Thus, it is critical to the success of a software package installation to thoroughly investigate the practices built into the application before you buy; and this brings us back to the notion of ‘best practices.’ Almost no software is developed, even by very large software companies such as Oracle or SAP, without a client. The client supplies the specifications for the application – the screens it should show, the information it needs, the reports it should produce and so on. Of necessity, the software mirrors the processes needed to satisfy the requirements. Because the early clients of a newly developed software application are typically large, successful organizations, the marketing arms of large software companies began, about fifteen years ago, to promote these ‘baked in’ processes as ‘the best practices of the best corporations.’ Applications developers are thus able to develop the software once and sell it multiple times – a very profitable undertaking. To understand the marketing coup that this was, it is necessary to understand the many circumstances under which ‘best practices’ are actually a detriment.
What is wrong with doing my inventory the way Mercedes Benz does it, you may ask. Or, why shouldn’t I want to handle my accounts receivable the way Nestle does? First, issues can arise due to disparities of size between your organization and Mercedes. Organizational size breeds process complexity, complexity that leads to high cost and long learning curves for software to support it and likely to a multitude of reports and functions that smaller companies will never use. Even more importantly, standard processes make it impossible to achieve sustainable strategic advantage from your software enabled process. A highly advanced, non-standard logistics process is what gives Wal-Mart a strategic advantage over competitors and the ability to grow market share and sustain growth. A very non-standard computer supported order fulfillment process is exactly what has enabled Amazon to become a major player in multiple retail marketplaces. As you may have already surmised, the software that supports Amazon and Wal-Mart, at least in the critical areas mentioned, is (and has to be) as non-standard as the processes themselves.
The key to determining whether the ‘best practices’ of a software application package are really the best for you lies in understanding what aspects of your business model are core competencies, activities that distinguish your business from others in the same marketplace. A close second in importance is performing a process audit during the purchase cycle of any large software package in order to determine just how different the embedded ‘best practice’ is from your current processes. The need to make large adjustments to existing processes in order to accommodate a new software application is one of the most widely acknowledged sources of installation failure.
William L. Kuechler, Jr., Ph.D.
William Kuechler is professor of information systems and chair of the information systems discipline at the University of Nevada, Reno.
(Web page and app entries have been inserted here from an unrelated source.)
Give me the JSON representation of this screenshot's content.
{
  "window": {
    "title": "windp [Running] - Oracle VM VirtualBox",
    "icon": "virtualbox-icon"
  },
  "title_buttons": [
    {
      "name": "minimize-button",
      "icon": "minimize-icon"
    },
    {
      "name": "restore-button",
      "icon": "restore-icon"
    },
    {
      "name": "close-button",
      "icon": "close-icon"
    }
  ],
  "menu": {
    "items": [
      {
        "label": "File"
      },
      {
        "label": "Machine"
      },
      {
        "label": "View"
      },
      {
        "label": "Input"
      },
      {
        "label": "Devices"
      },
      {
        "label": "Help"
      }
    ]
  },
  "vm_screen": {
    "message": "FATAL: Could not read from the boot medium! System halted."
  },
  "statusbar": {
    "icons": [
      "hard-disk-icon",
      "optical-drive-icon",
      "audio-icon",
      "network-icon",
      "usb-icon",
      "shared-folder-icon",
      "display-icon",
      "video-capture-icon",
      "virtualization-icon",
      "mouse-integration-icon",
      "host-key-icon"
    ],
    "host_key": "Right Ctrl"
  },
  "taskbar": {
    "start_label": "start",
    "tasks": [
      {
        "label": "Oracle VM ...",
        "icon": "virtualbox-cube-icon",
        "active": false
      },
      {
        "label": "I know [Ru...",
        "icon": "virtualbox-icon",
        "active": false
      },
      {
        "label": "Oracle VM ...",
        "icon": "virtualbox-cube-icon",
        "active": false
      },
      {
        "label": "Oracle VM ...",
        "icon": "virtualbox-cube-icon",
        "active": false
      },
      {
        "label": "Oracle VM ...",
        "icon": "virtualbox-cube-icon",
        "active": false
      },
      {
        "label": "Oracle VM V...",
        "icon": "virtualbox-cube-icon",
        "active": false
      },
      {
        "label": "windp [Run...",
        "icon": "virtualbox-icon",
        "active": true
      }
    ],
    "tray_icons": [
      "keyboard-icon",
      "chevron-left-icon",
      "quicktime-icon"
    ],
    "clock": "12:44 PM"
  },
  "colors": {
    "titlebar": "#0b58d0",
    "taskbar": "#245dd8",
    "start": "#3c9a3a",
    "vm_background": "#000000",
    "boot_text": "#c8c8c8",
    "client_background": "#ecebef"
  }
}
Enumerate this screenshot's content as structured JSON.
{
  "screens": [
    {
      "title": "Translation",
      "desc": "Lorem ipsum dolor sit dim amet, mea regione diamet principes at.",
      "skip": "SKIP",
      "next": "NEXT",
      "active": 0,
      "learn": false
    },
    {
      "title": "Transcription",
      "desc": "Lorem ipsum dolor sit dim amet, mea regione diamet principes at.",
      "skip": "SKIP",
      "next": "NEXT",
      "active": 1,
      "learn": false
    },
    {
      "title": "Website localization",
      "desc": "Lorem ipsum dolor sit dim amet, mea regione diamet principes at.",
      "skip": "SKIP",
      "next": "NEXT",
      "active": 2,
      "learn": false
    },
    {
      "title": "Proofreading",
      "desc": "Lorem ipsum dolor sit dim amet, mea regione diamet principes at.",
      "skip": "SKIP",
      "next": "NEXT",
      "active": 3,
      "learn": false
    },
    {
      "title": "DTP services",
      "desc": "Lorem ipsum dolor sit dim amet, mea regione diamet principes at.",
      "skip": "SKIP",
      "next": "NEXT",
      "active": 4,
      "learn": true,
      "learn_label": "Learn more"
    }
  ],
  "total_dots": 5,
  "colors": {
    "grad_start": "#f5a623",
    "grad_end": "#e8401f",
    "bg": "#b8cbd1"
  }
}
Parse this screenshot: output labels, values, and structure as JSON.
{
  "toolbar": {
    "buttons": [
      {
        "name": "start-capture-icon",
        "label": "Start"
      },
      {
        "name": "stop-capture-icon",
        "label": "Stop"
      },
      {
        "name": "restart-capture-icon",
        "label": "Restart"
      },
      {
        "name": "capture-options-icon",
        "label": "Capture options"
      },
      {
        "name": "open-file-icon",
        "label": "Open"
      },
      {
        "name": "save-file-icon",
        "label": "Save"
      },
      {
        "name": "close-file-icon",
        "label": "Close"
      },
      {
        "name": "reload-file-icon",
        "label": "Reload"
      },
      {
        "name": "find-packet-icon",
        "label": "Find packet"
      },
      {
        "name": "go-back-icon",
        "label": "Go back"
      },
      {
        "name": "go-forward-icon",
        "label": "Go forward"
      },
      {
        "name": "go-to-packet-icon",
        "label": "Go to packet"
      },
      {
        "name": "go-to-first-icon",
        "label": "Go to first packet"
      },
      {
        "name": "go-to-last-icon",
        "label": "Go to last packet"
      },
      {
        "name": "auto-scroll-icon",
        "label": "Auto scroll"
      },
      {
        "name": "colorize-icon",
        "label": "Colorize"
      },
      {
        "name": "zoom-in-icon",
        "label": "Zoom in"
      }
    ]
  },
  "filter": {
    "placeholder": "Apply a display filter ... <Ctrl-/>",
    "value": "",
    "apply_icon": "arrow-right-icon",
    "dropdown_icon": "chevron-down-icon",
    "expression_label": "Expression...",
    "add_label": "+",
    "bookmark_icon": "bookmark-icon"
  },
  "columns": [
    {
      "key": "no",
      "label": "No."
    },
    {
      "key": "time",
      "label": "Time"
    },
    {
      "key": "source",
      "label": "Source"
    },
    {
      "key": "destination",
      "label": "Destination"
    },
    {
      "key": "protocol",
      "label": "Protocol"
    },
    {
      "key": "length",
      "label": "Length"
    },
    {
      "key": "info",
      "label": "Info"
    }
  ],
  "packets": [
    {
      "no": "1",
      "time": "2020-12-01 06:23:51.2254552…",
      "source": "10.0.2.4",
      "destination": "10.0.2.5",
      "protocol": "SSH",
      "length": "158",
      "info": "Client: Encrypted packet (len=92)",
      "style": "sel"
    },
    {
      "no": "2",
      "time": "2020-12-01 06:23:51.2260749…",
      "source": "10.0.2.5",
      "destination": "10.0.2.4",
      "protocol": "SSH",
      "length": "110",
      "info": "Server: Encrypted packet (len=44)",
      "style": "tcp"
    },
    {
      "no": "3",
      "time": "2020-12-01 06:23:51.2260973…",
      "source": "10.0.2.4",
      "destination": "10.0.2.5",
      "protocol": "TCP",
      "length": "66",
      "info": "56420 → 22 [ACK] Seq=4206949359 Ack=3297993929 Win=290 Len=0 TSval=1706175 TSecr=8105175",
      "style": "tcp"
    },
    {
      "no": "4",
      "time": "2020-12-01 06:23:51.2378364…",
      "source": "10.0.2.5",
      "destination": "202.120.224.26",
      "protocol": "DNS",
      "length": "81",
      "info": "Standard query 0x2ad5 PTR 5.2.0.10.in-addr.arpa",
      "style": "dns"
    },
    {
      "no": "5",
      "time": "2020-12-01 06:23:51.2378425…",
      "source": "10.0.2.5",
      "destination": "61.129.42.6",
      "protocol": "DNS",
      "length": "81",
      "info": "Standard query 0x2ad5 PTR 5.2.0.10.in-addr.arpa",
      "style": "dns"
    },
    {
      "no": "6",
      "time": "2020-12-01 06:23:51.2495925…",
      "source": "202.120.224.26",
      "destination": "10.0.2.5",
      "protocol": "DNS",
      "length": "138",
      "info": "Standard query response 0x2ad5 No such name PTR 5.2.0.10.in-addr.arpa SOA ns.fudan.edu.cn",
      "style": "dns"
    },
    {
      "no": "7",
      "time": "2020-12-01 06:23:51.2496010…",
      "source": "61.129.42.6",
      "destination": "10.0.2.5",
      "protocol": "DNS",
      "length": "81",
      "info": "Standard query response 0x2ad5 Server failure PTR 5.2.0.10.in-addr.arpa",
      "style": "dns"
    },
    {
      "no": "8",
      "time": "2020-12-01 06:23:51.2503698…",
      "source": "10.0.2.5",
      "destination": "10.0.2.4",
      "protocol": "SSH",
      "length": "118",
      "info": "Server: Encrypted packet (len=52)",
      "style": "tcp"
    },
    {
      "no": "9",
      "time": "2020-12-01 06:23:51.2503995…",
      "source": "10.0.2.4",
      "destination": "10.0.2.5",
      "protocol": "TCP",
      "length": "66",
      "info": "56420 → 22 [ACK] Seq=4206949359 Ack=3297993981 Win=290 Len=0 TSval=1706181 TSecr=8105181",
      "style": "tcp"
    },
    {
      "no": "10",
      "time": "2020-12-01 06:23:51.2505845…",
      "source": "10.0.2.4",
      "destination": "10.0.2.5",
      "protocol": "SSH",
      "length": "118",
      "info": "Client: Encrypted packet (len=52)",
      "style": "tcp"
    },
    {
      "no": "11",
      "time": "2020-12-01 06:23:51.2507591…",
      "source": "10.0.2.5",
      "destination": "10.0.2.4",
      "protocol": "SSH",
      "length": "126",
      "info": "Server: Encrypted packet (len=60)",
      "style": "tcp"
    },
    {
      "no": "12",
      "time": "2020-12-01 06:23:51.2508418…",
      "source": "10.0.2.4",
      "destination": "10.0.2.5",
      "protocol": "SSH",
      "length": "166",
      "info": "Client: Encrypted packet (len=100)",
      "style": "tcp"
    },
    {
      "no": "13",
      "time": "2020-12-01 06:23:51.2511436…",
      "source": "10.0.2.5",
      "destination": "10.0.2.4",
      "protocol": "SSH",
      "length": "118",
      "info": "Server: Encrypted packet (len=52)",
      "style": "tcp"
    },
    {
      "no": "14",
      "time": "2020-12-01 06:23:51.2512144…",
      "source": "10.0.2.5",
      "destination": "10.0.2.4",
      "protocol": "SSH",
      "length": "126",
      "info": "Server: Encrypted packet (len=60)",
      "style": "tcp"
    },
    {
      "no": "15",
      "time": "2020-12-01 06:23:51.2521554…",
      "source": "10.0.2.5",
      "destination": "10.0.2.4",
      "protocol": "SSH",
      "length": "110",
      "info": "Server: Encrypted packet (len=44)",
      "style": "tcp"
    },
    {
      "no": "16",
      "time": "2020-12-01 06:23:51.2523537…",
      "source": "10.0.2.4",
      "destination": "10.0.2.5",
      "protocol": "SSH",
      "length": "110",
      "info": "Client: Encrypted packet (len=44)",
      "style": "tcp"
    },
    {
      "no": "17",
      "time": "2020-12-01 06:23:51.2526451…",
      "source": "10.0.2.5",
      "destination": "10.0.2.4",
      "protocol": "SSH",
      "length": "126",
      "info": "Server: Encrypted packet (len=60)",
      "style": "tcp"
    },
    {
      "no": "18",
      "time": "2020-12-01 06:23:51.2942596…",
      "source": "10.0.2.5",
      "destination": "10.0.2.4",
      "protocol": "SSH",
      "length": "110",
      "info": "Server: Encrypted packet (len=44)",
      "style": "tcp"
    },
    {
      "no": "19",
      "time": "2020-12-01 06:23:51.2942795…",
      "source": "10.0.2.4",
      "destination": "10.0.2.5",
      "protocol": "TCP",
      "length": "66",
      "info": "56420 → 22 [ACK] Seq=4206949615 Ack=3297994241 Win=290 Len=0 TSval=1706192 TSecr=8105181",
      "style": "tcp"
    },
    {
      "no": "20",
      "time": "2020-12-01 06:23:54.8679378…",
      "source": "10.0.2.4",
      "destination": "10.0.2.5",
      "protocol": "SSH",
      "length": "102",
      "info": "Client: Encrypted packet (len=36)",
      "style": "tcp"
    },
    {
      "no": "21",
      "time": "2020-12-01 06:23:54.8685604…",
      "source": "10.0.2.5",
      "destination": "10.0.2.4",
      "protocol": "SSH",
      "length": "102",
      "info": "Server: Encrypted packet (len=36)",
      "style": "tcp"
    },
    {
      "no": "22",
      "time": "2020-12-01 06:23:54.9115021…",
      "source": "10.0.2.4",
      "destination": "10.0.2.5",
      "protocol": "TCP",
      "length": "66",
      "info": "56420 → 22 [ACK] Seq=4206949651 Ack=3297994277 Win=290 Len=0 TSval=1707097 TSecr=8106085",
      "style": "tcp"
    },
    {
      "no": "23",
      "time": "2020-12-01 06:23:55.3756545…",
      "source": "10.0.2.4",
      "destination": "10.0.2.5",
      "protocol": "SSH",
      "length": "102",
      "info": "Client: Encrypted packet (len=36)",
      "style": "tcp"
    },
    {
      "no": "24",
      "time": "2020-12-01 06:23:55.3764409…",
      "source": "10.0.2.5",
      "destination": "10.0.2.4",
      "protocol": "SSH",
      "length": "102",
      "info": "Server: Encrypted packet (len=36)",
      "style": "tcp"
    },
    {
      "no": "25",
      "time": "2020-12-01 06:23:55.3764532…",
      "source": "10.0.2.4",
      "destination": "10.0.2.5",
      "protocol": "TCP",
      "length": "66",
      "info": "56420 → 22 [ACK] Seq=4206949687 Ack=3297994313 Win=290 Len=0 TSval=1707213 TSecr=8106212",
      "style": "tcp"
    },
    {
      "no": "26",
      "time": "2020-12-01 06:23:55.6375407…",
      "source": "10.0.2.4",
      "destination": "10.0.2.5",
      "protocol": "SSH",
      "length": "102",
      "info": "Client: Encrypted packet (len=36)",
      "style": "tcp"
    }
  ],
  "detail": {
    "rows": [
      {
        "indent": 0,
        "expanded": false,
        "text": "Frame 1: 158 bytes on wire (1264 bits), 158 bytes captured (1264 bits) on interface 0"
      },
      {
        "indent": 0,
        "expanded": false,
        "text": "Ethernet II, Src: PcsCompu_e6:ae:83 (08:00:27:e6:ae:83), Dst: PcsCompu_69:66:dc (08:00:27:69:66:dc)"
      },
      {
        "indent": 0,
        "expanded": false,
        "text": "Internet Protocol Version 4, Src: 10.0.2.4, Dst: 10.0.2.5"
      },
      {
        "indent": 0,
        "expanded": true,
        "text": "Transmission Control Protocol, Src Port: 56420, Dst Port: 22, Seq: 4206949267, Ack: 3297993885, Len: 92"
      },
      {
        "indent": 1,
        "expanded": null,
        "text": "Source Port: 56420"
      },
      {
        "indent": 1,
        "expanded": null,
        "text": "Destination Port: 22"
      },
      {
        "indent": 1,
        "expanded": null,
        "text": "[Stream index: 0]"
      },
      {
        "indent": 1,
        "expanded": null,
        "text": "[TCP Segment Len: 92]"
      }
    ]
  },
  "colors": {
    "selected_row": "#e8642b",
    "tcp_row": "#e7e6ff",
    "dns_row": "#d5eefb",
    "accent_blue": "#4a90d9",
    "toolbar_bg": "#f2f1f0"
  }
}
He holds a bachelor’s degree in electrical engineering from Drexel University, and a Ph.D. in computer information systems from Georgia State University.
His academic career follows a successful industry career in information systems development and consulting. His work experience brings insight to his teaching of both IS management and technical material and brings a wealth of practical background to his research. Kuechler’s two primary research themes are the cognitive bases of IS use, development and education, and design science research in IS. He is on the editorial advisory board for the Journal of Information Systems Education and is an associate editor for the Journal of Information